> **What you will do**:
As the answer, give a copy of each line below that includes the word "Texto".

------ Source records

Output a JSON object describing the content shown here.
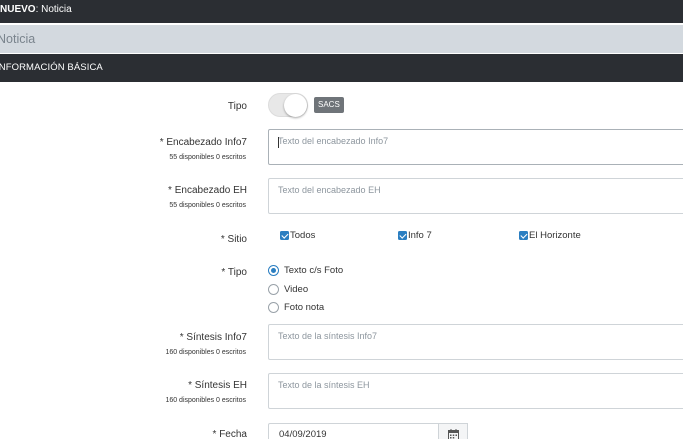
{
  "topbar": {
    "prefix": "NUEVO",
    "rest": ": Noticia"
  },
  "subbar": {
    "title": "Noticia"
  },
  "section": {
    "title": "INFORMACIÓN BÁSICA"
  },
  "tipo": {
    "label": "Tipo",
    "badge": "SACS"
  },
  "encabezado_info7": {
    "label": "* Encabezado Info7",
    "hint": "55 disponibles 0 escritos",
    "placeholder": "Texto del encabezado Info7"
  },
  "encabezado_eh": {
    "label": "* Encabezado EH",
    "hint": "55 disponibles 0 escritos",
    "placeholder": "Texto del encabezado EH"
  },
  "sitio": {
    "label": "* Sitio",
    "options": [
      "Todos",
      "Info 7",
      "El Horizonte"
    ]
  },
  "tipo_contenido": {
    "label": "* Tipo",
    "options": [
      "Texto c/s Foto",
      "Video",
      "Foto nota"
    ],
    "selected": "Texto c/s Foto"
  },
  "sintesis_info7": {
    "label": "* Síntesis Info7",
    "hint": "160 disponibles 0 escritos",
    "placeholder": "Texto de la síntesis Info7"
  },
  "sintesis_eh": {
    "label": "* Síntesis EH",
    "hint": "160 disponibles 0 escritos",
    "placeholder": "Texto de la síntesis EH"
  },
  "fecha": {
    "label": "* Fecha",
    "value": "04/09/2019"
  },
  "colors": {
    "dark_bar": "#2b2e33",
    "sub_bar": "#d3d9df",
    "accent": "#2a7ec1",
    "badge": "#6f7479"
  }
}
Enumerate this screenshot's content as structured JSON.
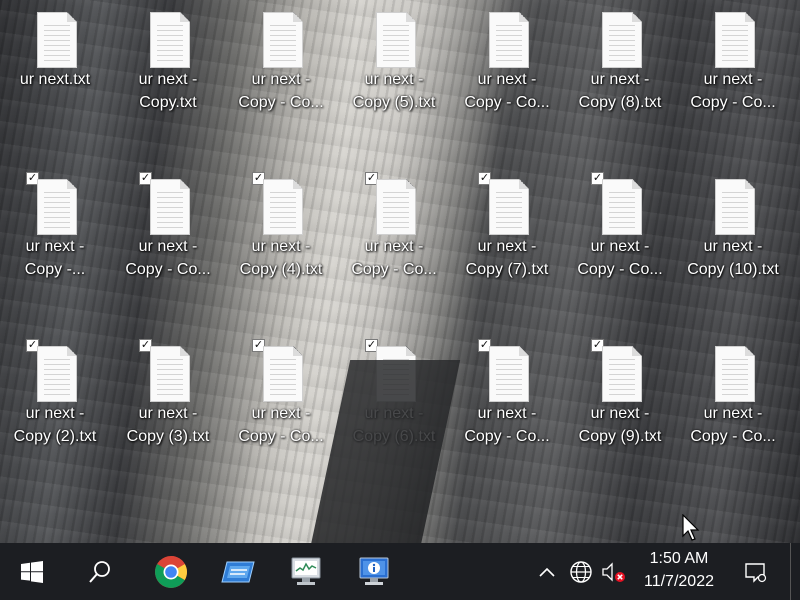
{
  "desktop": {
    "icons": [
      {
        "lines": [
          "ur next.txt"
        ],
        "checked": false
      },
      {
        "lines": [
          "ur next -",
          "Copy.txt"
        ],
        "checked": false
      },
      {
        "lines": [
          "ur next -",
          "Copy - Co..."
        ],
        "checked": false
      },
      {
        "lines": [
          "ur next -",
          "Copy (5).txt"
        ],
        "checked": false
      },
      {
        "lines": [
          "ur next -",
          "Copy - Co..."
        ],
        "checked": false
      },
      {
        "lines": [
          "ur next -",
          "Copy (8).txt"
        ],
        "checked": false
      },
      {
        "lines": [
          "ur next -",
          "Copy - Co..."
        ],
        "checked": false
      },
      {
        "lines": [
          "ur next -",
          "Copy -..."
        ],
        "checked": true
      },
      {
        "lines": [
          "ur next -",
          "Copy - Co..."
        ],
        "checked": true
      },
      {
        "lines": [
          "ur next -",
          "Copy (4).txt"
        ],
        "checked": true
      },
      {
        "lines": [
          "ur next -",
          "Copy - Co..."
        ],
        "checked": true
      },
      {
        "lines": [
          "ur next -",
          "Copy (7).txt"
        ],
        "checked": true
      },
      {
        "lines": [
          "ur next -",
          "Copy - Co..."
        ],
        "checked": true
      },
      {
        "lines": [
          "ur next -",
          "Copy (10).txt"
        ],
        "checked": false
      },
      {
        "lines": [
          "ur next -",
          "Copy (2).txt"
        ],
        "checked": true
      },
      {
        "lines": [
          "ur next -",
          "Copy (3).txt"
        ],
        "checked": true
      },
      {
        "lines": [
          "ur next -",
          "Copy - Co..."
        ],
        "checked": true
      },
      {
        "lines": [
          "ur next -",
          "Copy (6).txt"
        ],
        "checked": true
      },
      {
        "lines": [
          "ur next -",
          "Copy - Co..."
        ],
        "checked": true
      },
      {
        "lines": [
          "ur next -",
          "Copy (9).txt"
        ],
        "checked": true
      },
      {
        "lines": [
          "ur next -",
          "Copy - Co..."
        ],
        "checked": false
      }
    ]
  },
  "taskbar": {
    "buttons": [
      "windows-start-icon",
      "search-icon",
      "chrome-icon",
      "file-explorer-app-icon",
      "task-manager-icon",
      "system-info-icon"
    ],
    "tray": [
      "show-hidden-icons-chevron-icon",
      "network-globe-icon",
      "volume-muted-icon",
      "notifications-icon"
    ],
    "clock": {
      "time": "1:50 AM",
      "date": "11/7/2022"
    }
  },
  "colors": {
    "taskbar": "#1c1e22",
    "label_text": "#ffffff",
    "mute_badge": "#e81123"
  }
}
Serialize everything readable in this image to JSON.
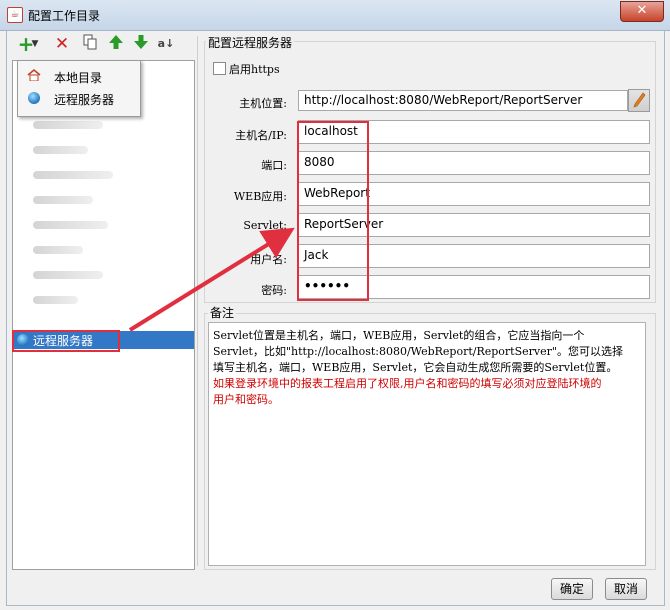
{
  "window": {
    "title": "配置工作目录",
    "close_glyph": "✕",
    "app_icon": "java-icon"
  },
  "toolbar": {
    "icons": [
      "add-icon",
      "dropdown-arrow-icon",
      "delete-icon",
      "copy-icon",
      "move-up-icon",
      "move-down-icon",
      "sort-icon"
    ]
  },
  "popup_menu": {
    "items": [
      {
        "label": "本地目录",
        "icon": "home-icon"
      },
      {
        "label": "远程服务器",
        "icon": "globe-icon"
      }
    ]
  },
  "tree": {
    "selected_item": {
      "label": "远程服务器",
      "icon": "globe-icon"
    },
    "selected_color": "#3377c7"
  },
  "server_config": {
    "group_title": "配置远程服务器",
    "https_label": "启用https",
    "https_checked": false,
    "fields": {
      "host_location": {
        "label": "主机位置:",
        "value": "http://localhost:8080/WebReport/ReportServer"
      },
      "host_ip": {
        "label": "主机名/IP:",
        "value": "localhost"
      },
      "port": {
        "label": "端口:",
        "value": "8080"
      },
      "web_app": {
        "label": "WEB应用:",
        "value": "WebReport"
      },
      "servlet": {
        "label": "Servlet:",
        "value": "ReportServer"
      },
      "username": {
        "label": "用户名:",
        "value": "Jack"
      },
      "password": {
        "label": "密码:",
        "value": "••••••"
      }
    }
  },
  "note": {
    "title": "备注",
    "line1": "Servlet位置是主机名，端口，WEB应用，Servlet的组合，它应当指向一个",
    "line2": "Servlet，比如\"http://localhost:8080/WebReport/ReportServer\"。您可以选择",
    "line3": "填写主机名，端口，WEB应用，Servlet，它会自动生成您所需要的Servlet位置。",
    "red_line1": "如果登录环境中的报表工程启用了权限,用户名和密码的填写必须对应登陆环境的",
    "red_line2": "用户和密码。"
  },
  "buttons": {
    "ok": "确定",
    "cancel": "取消"
  },
  "colors": {
    "annotation_red": "#e03040",
    "note_warning": "#d00000"
  }
}
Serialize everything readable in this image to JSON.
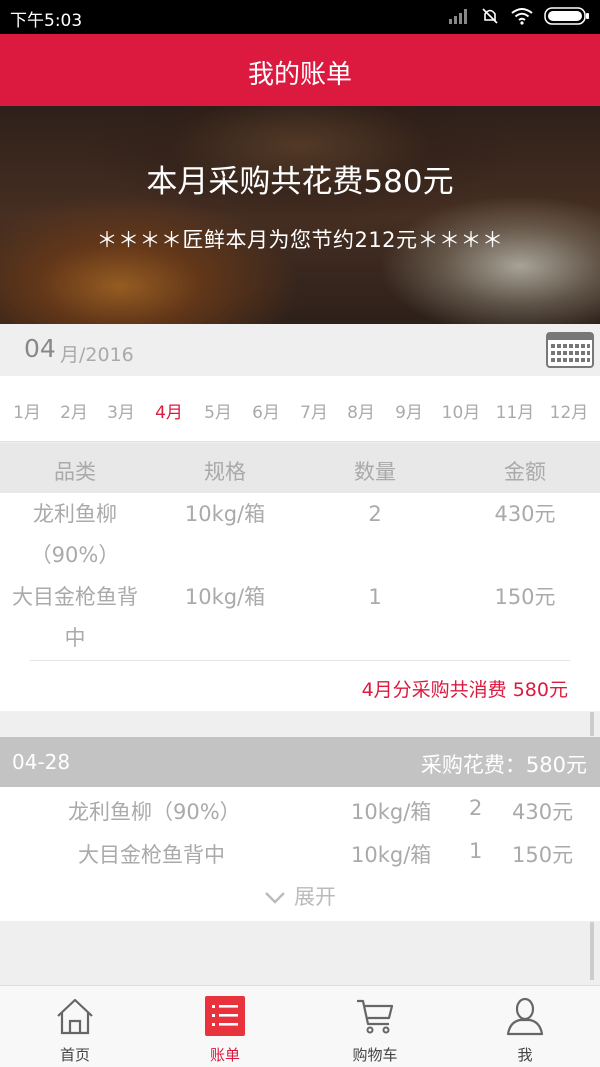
{
  "status_bar": {
    "time": "下午5:03"
  },
  "header": {
    "title": "我的账单"
  },
  "banner": {
    "title": "本月采购共花费580元",
    "subtitle": "＊＊＊＊匠鲜本月为您节约212元＊＊＊＊"
  },
  "date_bar": {
    "month": "04",
    "rest": "月/2016"
  },
  "months": [
    "1月",
    "2月",
    "3月",
    "4月",
    "5月",
    "6月",
    "7月",
    "8月",
    "9月",
    "10月",
    "11月",
    "12月"
  ],
  "selected_month": "4月",
  "summary": {
    "headers": [
      "品类",
      "规格",
      "数量",
      "金额"
    ],
    "rows": [
      {
        "name_line1": "龙利鱼柳",
        "name_line2": "（90%）",
        "spec": "10kg/箱",
        "qty": "2",
        "amount": "430元"
      },
      {
        "name_line1": "大目金枪鱼背",
        "name_line2": "中",
        "spec": "10kg/箱",
        "qty": "1",
        "amount": "150元"
      }
    ],
    "total": "4月分采购共消费 580元"
  },
  "order": {
    "date": "04-28",
    "cost": "采购花费：580元",
    "items": [
      {
        "name": "龙利鱼柳（90%）",
        "spec": "10kg/箱",
        "qty": "2",
        "amount": "430元"
      },
      {
        "name": "大目金枪鱼背中",
        "spec": "10kg/箱",
        "qty": "1",
        "amount": "150元"
      }
    ],
    "expand_label": "展开"
  },
  "nav": [
    {
      "label": "首页",
      "icon": "home-icon"
    },
    {
      "label": "账单",
      "icon": "bill-list-icon"
    },
    {
      "label": "购物车",
      "icon": "cart-icon"
    },
    {
      "label": "我",
      "icon": "user-icon"
    }
  ],
  "colors": {
    "accent": "#dc1a40",
    "muted_text": "#aaaaaa",
    "order_header": "#c3c3c3"
  }
}
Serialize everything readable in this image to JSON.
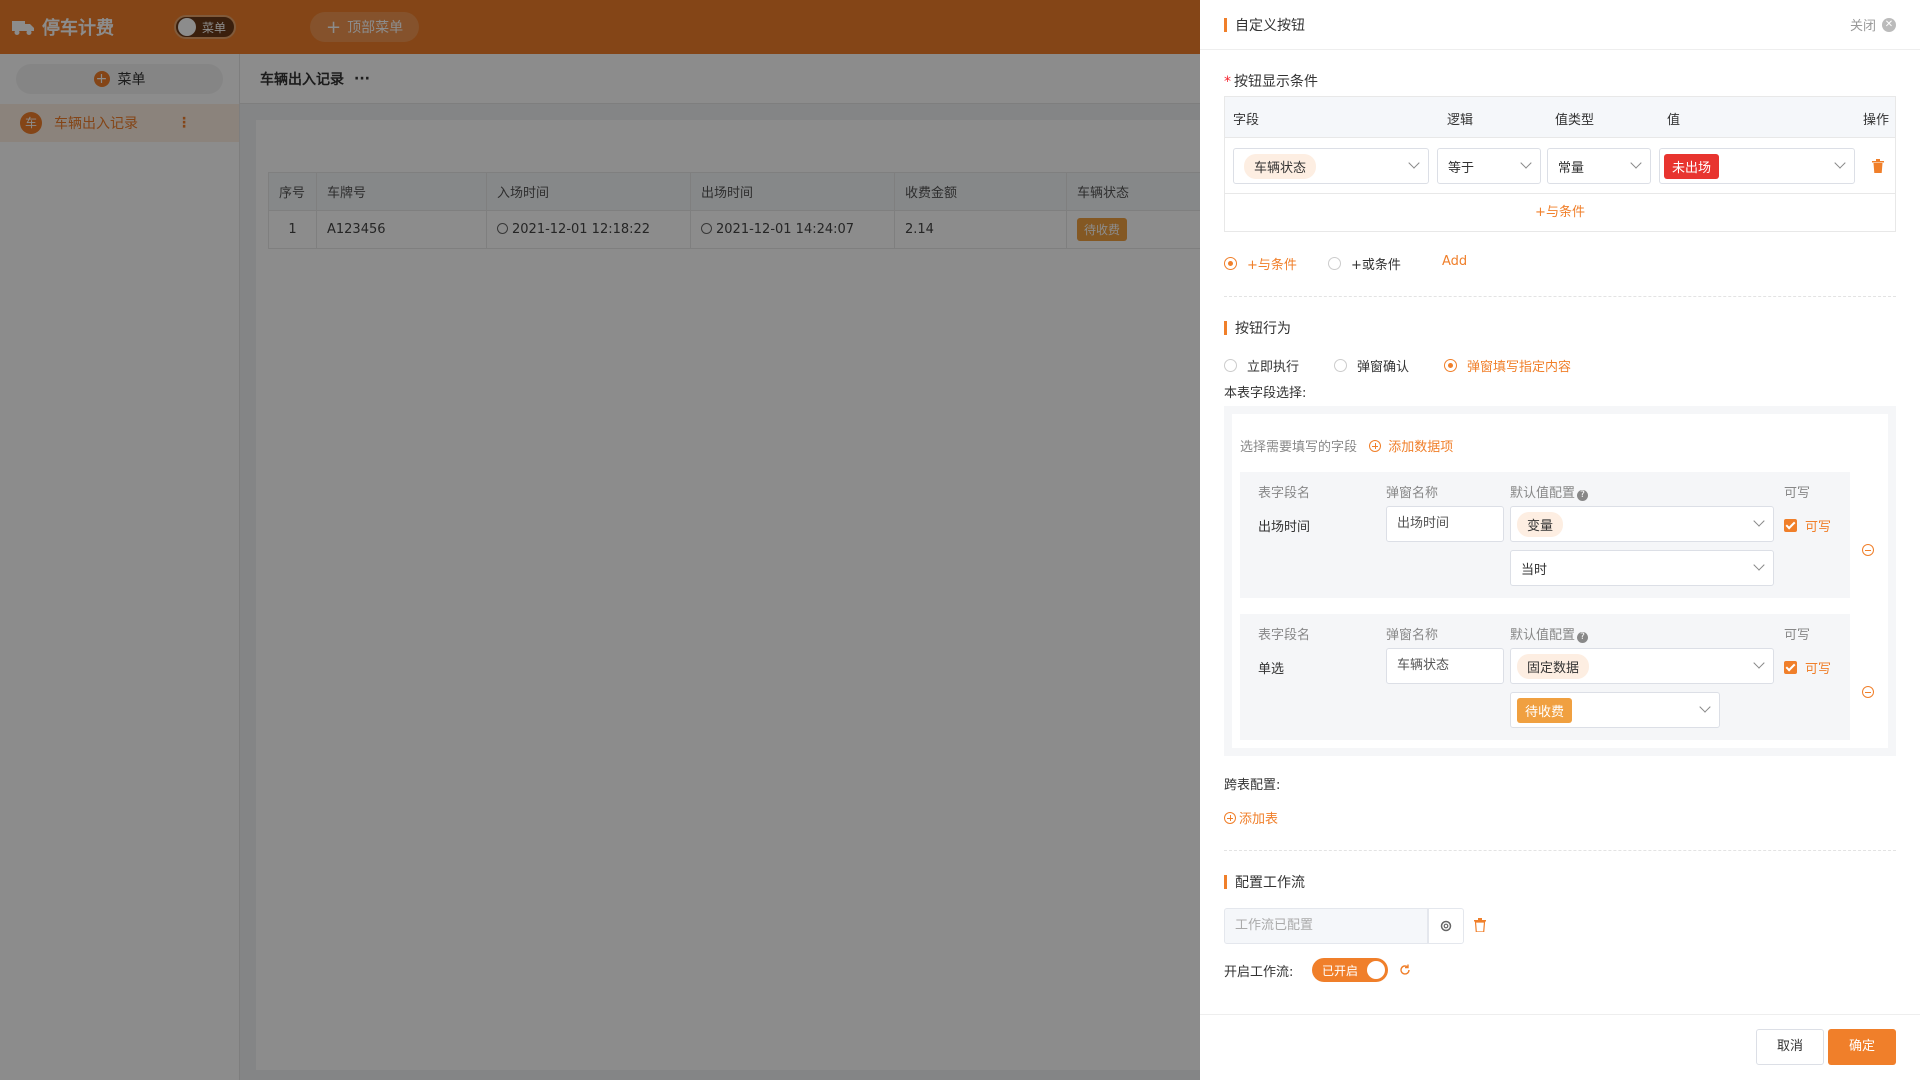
{
  "app": {
    "brand": "停车计费",
    "menu_switch_label": "菜单",
    "top_menu_label": "顶部菜单"
  },
  "sidebar": {
    "menu_button_label": "菜单",
    "items": [
      {
        "badge": "车",
        "label": "车辆出入记录"
      }
    ]
  },
  "page": {
    "title": "车辆出入记录"
  },
  "table": {
    "headers": [
      "序号",
      "车牌号",
      "入场时间",
      "出场时间",
      "收费金额",
      "车辆状态"
    ],
    "rows": [
      {
        "index": "1",
        "plate": "A123456",
        "entry_time": "2021-12-01 12:18:22",
        "exit_time": "2021-12-01 14:24:07",
        "amount": "2.14",
        "status": "待收费"
      }
    ]
  },
  "drawer": {
    "title": "自定义按钮",
    "close_label": "关闭",
    "display_condition": {
      "title": "按钮显示条件",
      "headers": {
        "field": "字段",
        "logic": "逻辑",
        "value_type": "值类型",
        "value": "值",
        "action": "操作"
      },
      "row": {
        "field": "车辆状态",
        "logic": "等于",
        "value_type": "常量",
        "value": "未出场"
      },
      "add_and_row": "+与条件",
      "radio_and": "+与条件",
      "radio_or": "+或条件",
      "add_link": "Add"
    },
    "behavior": {
      "title": "按钮行为",
      "options": [
        "立即执行",
        "弹窗确认",
        "弹窗填写指定内容"
      ],
      "selected": "弹窗填写指定内容",
      "this_table_label": "本表字段选择:",
      "select_prompt": "选择需要填写的字段",
      "add_item": "添加数据项",
      "col_headers": {
        "field_name": "表字段名",
        "popup_name": "弹窗名称",
        "default": "默认值配置",
        "writable": "可写"
      },
      "fields": [
        {
          "field_name": "出场时间",
          "popup_name": "出场时间",
          "default_type": "变量",
          "default_value": "当时",
          "writable": "可写"
        },
        {
          "field_name": "单选",
          "popup_name": "车辆状态",
          "default_type": "固定数据",
          "default_value": "待收费",
          "writable": "可写"
        }
      ],
      "cross_table_label": "跨表配置:",
      "add_table": "添加表"
    },
    "workflow": {
      "title": "配置工作流",
      "input_placeholder": "工作流已配置",
      "enable_label": "开启工作流:",
      "toggle_label": "已开启"
    },
    "footer": {
      "cancel": "取消",
      "confirm": "确定"
    }
  },
  "colors": {
    "accent": "#f07f2a",
    "danger": "#e8342f",
    "status_pending": "#f0a040"
  }
}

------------

> **Solution for this task**:
    "placeholder": "Texto del encabezado Info7"
    "placeholder": "Texto del encabezado EH"
      "Texto c/s Foto",
    "selected": "Texto c/s Foto"
    "placeholder": "Texto de la síntesis Info7"
    "placeholder": "Texto de la síntesis EH"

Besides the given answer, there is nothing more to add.